Stapled some shade cloth and plastic fence over the potting soil into the back and added wires for hanging (either vertical or horizontal). Inserted succulent cuttings by poking roots into the moss with a skewer or stick. Lie flat and water regularly until the cuttings are rooted well before hanging.
Combining fresh flowers with succulent cuttings looks great in baskets. These were perfect for Easter. After the flowers fade, the succulents will last for months, growing into the floral foam. Or they can be potted up or planted in the yard.
When I found this camping kit at a yard sale, I thought it would make a cute succulent display. Since it’s aluminum, it won’t rust and drilling holes in the bottom was easy. I really like how the cups hang off the side just like a punch bowl.
Love the view from the patio of the new garden wall in back. It provides a nice shady spot to hang Staghorn Ferns and Epiphyllum, and hides the view of the neighbor’s garage. The evening sun shines through for a short time before setting, lighting it all up nicely.
When you cut back succulents that have grown tall and leggy, leave the stem long and you can use them just like flowers in a table arrangement. To extend the stems, you can use florist picks (green wooden sticks w/wire on one end) like the jade cutting on the left. It helps to use florist foam with water in a container to weigh it down and hold the stems securely, but a vase would work. Think out of the box because the cuttings really don’t even need water. The bouquet will last for weeks, sprouting roots and eventually growing into the florist foam. The cuttings can be planted in the ground or a pot at any time… or you can take more cuttings from the new growth and start again.
Succulents bloom at different times of the year… all year it seems. The small form of Crassula radicans starts blooming in January. Dainty white clover type flowers look even better when planted in full sun, because the leaves will be more red in color. Mature Jade plants and Aloe have been blooming since the end of November.
The Queen Protea has been the most prolific producer of all this year, one bush bearing more than 50 huge flowers so far… providing arrangements like this for Driftwood Boutique every week since mid-October. Other types of Protea and Leucadendrons are also blooming this time of year:
It’s easy to refurbish succulent containers when they get overgrown and leggy. Almost as easy as arranging flowers in a vase.
Take cuttings of the succulents that you want to replant and set aside. They can be stored face up, in a shady spot, for up to a month.
Trim up any succulents that are left or start fresh with new potting soil.Â Poke holes in the soil and stick in the cuttings where desired.Water once a week and provide at least half sun. It only takes about a month for the succulents to fill back in nicely. This method also works for succulents in the ground. Take cuttings and stick them right back down in the soil. Dig out or trim the old stem… it will often come back with new growth.
Mounted a couple of salvaged fan blades onto wood slabs that needed a little ‘something’. They fit in nicely on the greenhouse courtyard in the shade.
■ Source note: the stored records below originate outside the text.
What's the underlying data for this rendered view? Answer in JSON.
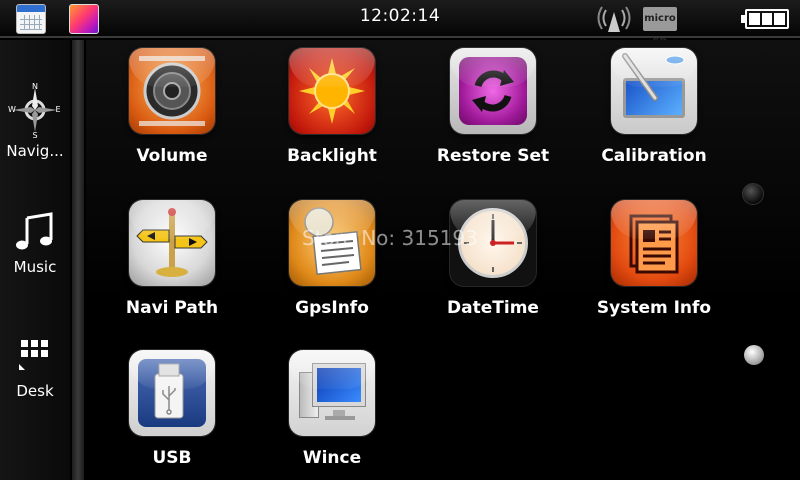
{
  "status_bar": {
    "time": "12:02:14",
    "sd_label": "micro SD",
    "icons": [
      "calendar-icon",
      "color-palette-icon",
      "signal-icon",
      "sd-card-icon",
      "battery-icon"
    ]
  },
  "sidebar": {
    "items": [
      {
        "label": "Navig...",
        "icon": "compass-icon",
        "compass": {
          "n": "N",
          "e": "E",
          "s": "S",
          "w": "W"
        }
      },
      {
        "label": "Music",
        "icon": "music-note-icon"
      },
      {
        "label": "Desk",
        "icon": "grid-icon"
      }
    ]
  },
  "apps": [
    {
      "label": "Volume",
      "icon": "speaker-icon"
    },
    {
      "label": "Backlight",
      "icon": "sun-icon"
    },
    {
      "label": "Restore Set",
      "icon": "restore-arrows-icon"
    },
    {
      "label": "Calibration",
      "icon": "touch-pen-icon"
    },
    {
      "label": "Navi Path",
      "icon": "signpost-icon"
    },
    {
      "label": "GpsInfo",
      "icon": "gps-document-icon"
    },
    {
      "label": "DateTime",
      "icon": "clock-icon"
    },
    {
      "label": "System Info",
      "icon": "document-icon"
    },
    {
      "label": "USB",
      "icon": "usb-icon"
    },
    {
      "label": "Wince",
      "icon": "computer-icon"
    }
  ],
  "watermark": "Store No: 315193",
  "colors": {
    "background": "#000000",
    "text": "#ffffff"
  }
}
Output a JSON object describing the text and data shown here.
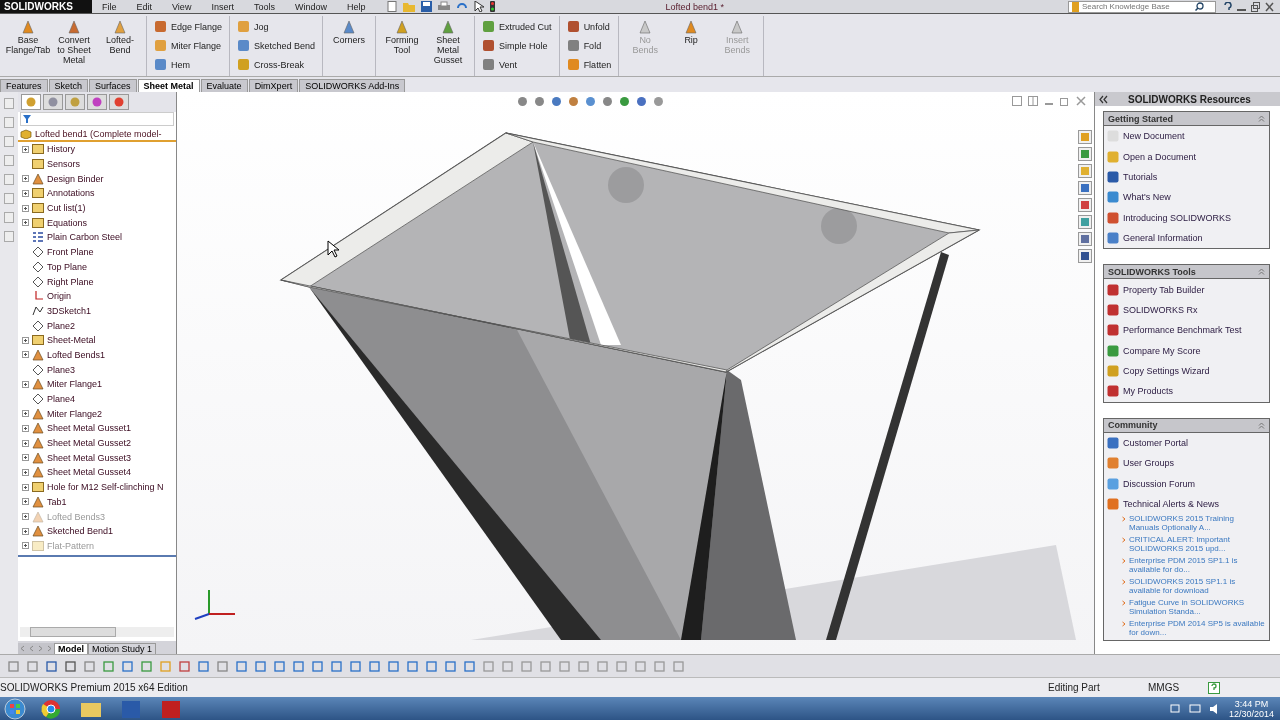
{
  "title_bar": {
    "logo": "SOLIDWORKS",
    "menu": [
      "File",
      "Edit",
      "View",
      "Insert",
      "Tools",
      "Window",
      "Help"
    ],
    "document_title": "Lofted bend1 *",
    "search": {
      "placeholder": "Search Knowledge Base"
    }
  },
  "command_manager": {
    "groups": [
      {
        "kind": "large",
        "tools": [
          {
            "label": "Base Flange/Tab",
            "disabled": false
          },
          {
            "label": "Convert to Sheet Metal",
            "disabled": false
          },
          {
            "label": "Lofted-Bend",
            "disabled": false
          }
        ]
      },
      {
        "kind": "column",
        "tools": [
          {
            "label": "Edge Flange",
            "disabled": false
          },
          {
            "label": "Miter Flange",
            "disabled": false
          },
          {
            "label": "Hem",
            "disabled": false
          }
        ]
      },
      {
        "kind": "column",
        "tools": [
          {
            "label": "Jog",
            "disabled": false
          },
          {
            "label": "Sketched Bend",
            "disabled": false
          },
          {
            "label": "Cross-Break",
            "disabled": false
          }
        ]
      },
      {
        "kind": "large",
        "tools": [
          {
            "label": "Corners",
            "disabled": false
          }
        ]
      },
      {
        "kind": "large",
        "tools": [
          {
            "label": "Forming Tool",
            "disabled": false
          },
          {
            "label": "Sheet Metal Gusset",
            "disabled": false
          }
        ]
      },
      {
        "kind": "column",
        "tools": [
          {
            "label": "Extruded Cut",
            "disabled": false
          },
          {
            "label": "Simple Hole",
            "disabled": false
          },
          {
            "label": "Vent",
            "disabled": false
          }
        ]
      },
      {
        "kind": "column",
        "tools": [
          {
            "label": "Unfold",
            "disabled": false
          },
          {
            "label": "Fold",
            "disabled": false
          },
          {
            "label": "Flatten",
            "disabled": false
          }
        ]
      },
      {
        "kind": "large",
        "tools": [
          {
            "label": "No Bends",
            "disabled": true
          },
          {
            "label": "Rip",
            "disabled": false
          },
          {
            "label": "Insert Bends",
            "disabled": true
          }
        ]
      }
    ]
  },
  "tabs": [
    {
      "label": "Features",
      "selected": false
    },
    {
      "label": "Sketch",
      "selected": false
    },
    {
      "label": "Surfaces",
      "selected": false
    },
    {
      "label": "Sheet Metal",
      "selected": true
    },
    {
      "label": "Evaluate",
      "selected": false
    },
    {
      "label": "DimXpert",
      "selected": false
    },
    {
      "label": "SOLIDWORKS Add-Ins",
      "selected": false
    }
  ],
  "panel_tabs": [
    {
      "selected": true
    },
    {
      "selected": false
    },
    {
      "selected": false
    },
    {
      "selected": false
    },
    {
      "selected": false
    }
  ],
  "feature_tree": {
    "root": "Lofted bend1  (Complete model-",
    "items": [
      {
        "label": "History",
        "kind": "folder",
        "expandable": true,
        "suppressed": false
      },
      {
        "label": "Sensors",
        "kind": "folder",
        "expandable": false,
        "suppressed": false
      },
      {
        "label": "Design Binder",
        "kind": "feature",
        "expandable": true,
        "suppressed": false
      },
      {
        "label": "Annotations",
        "kind": "folder",
        "expandable": true,
        "suppressed": false
      },
      {
        "label": "Cut list(1)",
        "kind": "folder",
        "expandable": true,
        "suppressed": false
      },
      {
        "label": "Equations",
        "kind": "folder",
        "expandable": true,
        "suppressed": false
      },
      {
        "label": "Plain Carbon Steel",
        "kind": "material",
        "expandable": false,
        "suppressed": false
      },
      {
        "label": "Front Plane",
        "kind": "plane",
        "expandable": false,
        "suppressed": false
      },
      {
        "label": "Top Plane",
        "kind": "plane",
        "expandable": false,
        "suppressed": false
      },
      {
        "label": "Right Plane",
        "kind": "plane",
        "expandable": false,
        "suppressed": false
      },
      {
        "label": "Origin",
        "kind": "origin",
        "expandable": false,
        "suppressed": false
      },
      {
        "label": "3DSketch1",
        "kind": "sketch",
        "expandable": false,
        "suppressed": false
      },
      {
        "label": "Plane2",
        "kind": "plane",
        "expandable": false,
        "suppressed": false
      },
      {
        "label": "Sheet-Metal",
        "kind": "folder",
        "expandable": true,
        "suppressed": false
      },
      {
        "label": "Lofted Bends1",
        "kind": "feature",
        "expandable": true,
        "suppressed": false
      },
      {
        "label": "Plane3",
        "kind": "plane",
        "expandable": false,
        "suppressed": false
      },
      {
        "label": "Miter Flange1",
        "kind": "feature",
        "expandable": true,
        "suppressed": false
      },
      {
        "label": "Plane4",
        "kind": "plane",
        "expandable": false,
        "suppressed": false
      },
      {
        "label": "Miter Flange2",
        "kind": "feature",
        "expandable": true,
        "suppressed": false
      },
      {
        "label": "Sheet Metal Gusset1",
        "kind": "feature",
        "expandable": true,
        "suppressed": false
      },
      {
        "label": "Sheet Metal Gusset2",
        "kind": "feature",
        "expandable": true,
        "suppressed": false
      },
      {
        "label": "Sheet Metal Gusset3",
        "kind": "feature",
        "expandable": true,
        "suppressed": false
      },
      {
        "label": "Sheet Metal Gusset4",
        "kind": "feature",
        "expandable": true,
        "suppressed": false
      },
      {
        "label": "Hole for M12 Self-clinching N",
        "kind": "folder",
        "expandable": true,
        "suppressed": false
      },
      {
        "label": "Tab1",
        "kind": "feature",
        "expandable": true,
        "suppressed": false
      },
      {
        "label": "Lofted Bends3",
        "kind": "feature",
        "expandable": true,
        "suppressed": true
      },
      {
        "label": "Sketched Bend1",
        "kind": "feature",
        "expandable": true,
        "suppressed": false
      },
      {
        "label": "Flat-Pattern",
        "kind": "folder",
        "expandable": true,
        "suppressed": true
      }
    ]
  },
  "bottom_tabs": [
    {
      "label": "Model",
      "selected": true
    },
    {
      "label": "Motion Study 1",
      "selected": false
    }
  ],
  "resources": {
    "title": "SOLIDWORKS Resources",
    "sections": [
      {
        "title": "Getting Started",
        "items": [
          "New Document",
          "Open a Document",
          "Tutorials",
          "What's New",
          "Introducing SOLIDWORKS",
          "General Information"
        ]
      },
      {
        "title": "SOLIDWORKS Tools",
        "items": [
          "Property Tab Builder",
          "SOLIDWORKS Rx",
          "Performance Benchmark Test",
          "Compare My Score",
          "Copy Settings Wizard",
          "My Products"
        ]
      },
      {
        "title": "Community",
        "items": [
          "Customer Portal",
          "User Groups",
          "Discussion Forum",
          "Technical Alerts & News"
        ],
        "news": [
          "SOLIDWORKS 2015 Training Manuals Optionally A...",
          "CRITICAL ALERT: Important SOLIDWORKS 2015 upd...",
          "Enterprise PDM 2015 SP1.1 is available for do...",
          "SOLIDWORKS 2015 SP1.1 is available for download",
          "Fatigue Curve in SOLIDWORKS Simulation Standa...",
          "Enterprise PDM 2014 SP5 is available for down..."
        ]
      }
    ]
  },
  "status_bar": {
    "edition": "SOLIDWORKS Premium 2015 x64 Edition",
    "mode": "Editing Part",
    "units": "MMGS"
  },
  "taskbar": {
    "time": "3:44 PM",
    "date": "12/30/2014"
  }
}
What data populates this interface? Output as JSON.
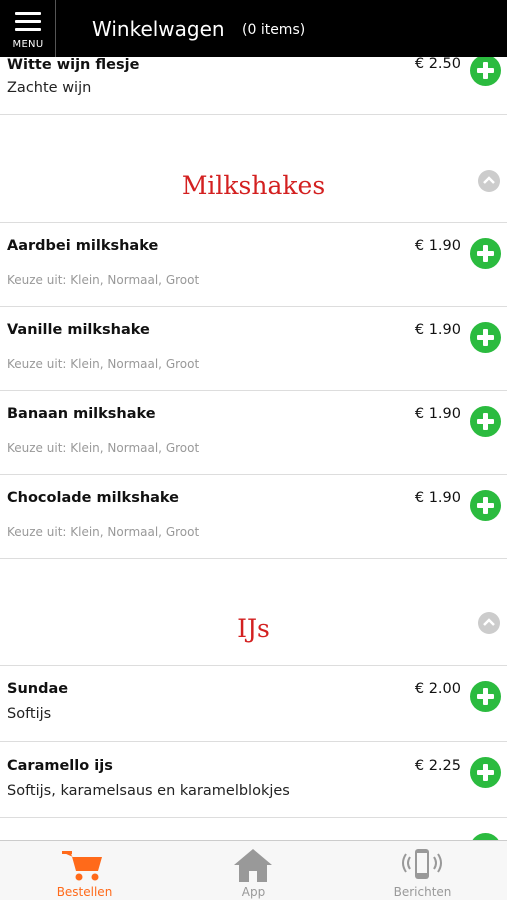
{
  "header": {
    "menu_label": "MENU",
    "title": "Winkelwagen",
    "cart_count": "(0 items)"
  },
  "top_item": {
    "name": "Witte wijn flesje",
    "description": "Zachte wijn",
    "price": "€ 2.50"
  },
  "sections": [
    {
      "title": "Milkshakes",
      "items": [
        {
          "name": "Aardbei milkshake",
          "options": "Keuze uit: Klein, Normaal, Groot",
          "price": "€ 1.90"
        },
        {
          "name": "Vanille milkshake",
          "options": "Keuze uit: Klein, Normaal, Groot",
          "price": "€ 1.90"
        },
        {
          "name": "Banaan milkshake",
          "options": "Keuze uit: Klein, Normaal, Groot",
          "price": "€ 1.90"
        },
        {
          "name": "Chocolade milkshake",
          "options": "Keuze uit: Klein, Normaal, Groot",
          "price": "€ 1.90"
        }
      ]
    },
    {
      "title": "IJs",
      "items": [
        {
          "name": "Sundae",
          "description": "Softijs",
          "price": "€ 2.00"
        },
        {
          "name": "Caramello ijs",
          "description": "Softijs, karamelsaus en karamelblokjes",
          "price": "€ 2.25"
        }
      ]
    }
  ],
  "nav": {
    "items": [
      {
        "label": "Bestellen",
        "icon": "cart-icon",
        "active": true
      },
      {
        "label": "App",
        "icon": "home-icon",
        "active": false
      },
      {
        "label": "Berichten",
        "icon": "phone-vibrate-icon",
        "active": false
      }
    ]
  },
  "colors": {
    "accent_green": "#2bbb3f",
    "section_red": "#d32020",
    "nav_active": "#ff6a1a",
    "header_bg": "#000000"
  }
}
The intent was to mount staghorn ferns on the slabs. But the wire guards are perfect for holding tillandsias (air plants). Just in time for the first Epipyllum (orchid cactus) bloom of the season… just beautiful!
Found this metal vanity at a yard sale… and thought it would look great planted with succulents.
I attached a basket of wire to hold the moss and soil.
Planted with succulents and cuttings… along with a small side table. Parked under the shade cloth arbor, and watered once a week or so.
Two months later…
For two to four weeks, the wreaths have laid flat where they get 2-3 hours morning sun, and dunked into rain water when dried out (about once a week). Stuck a few more cuttings into the bare spots and they are ready to go.Â They sold that day – at a bargain price of $60 = 14″ $45 = 10″ to a returning customer. See How to Part 1 & Part 2.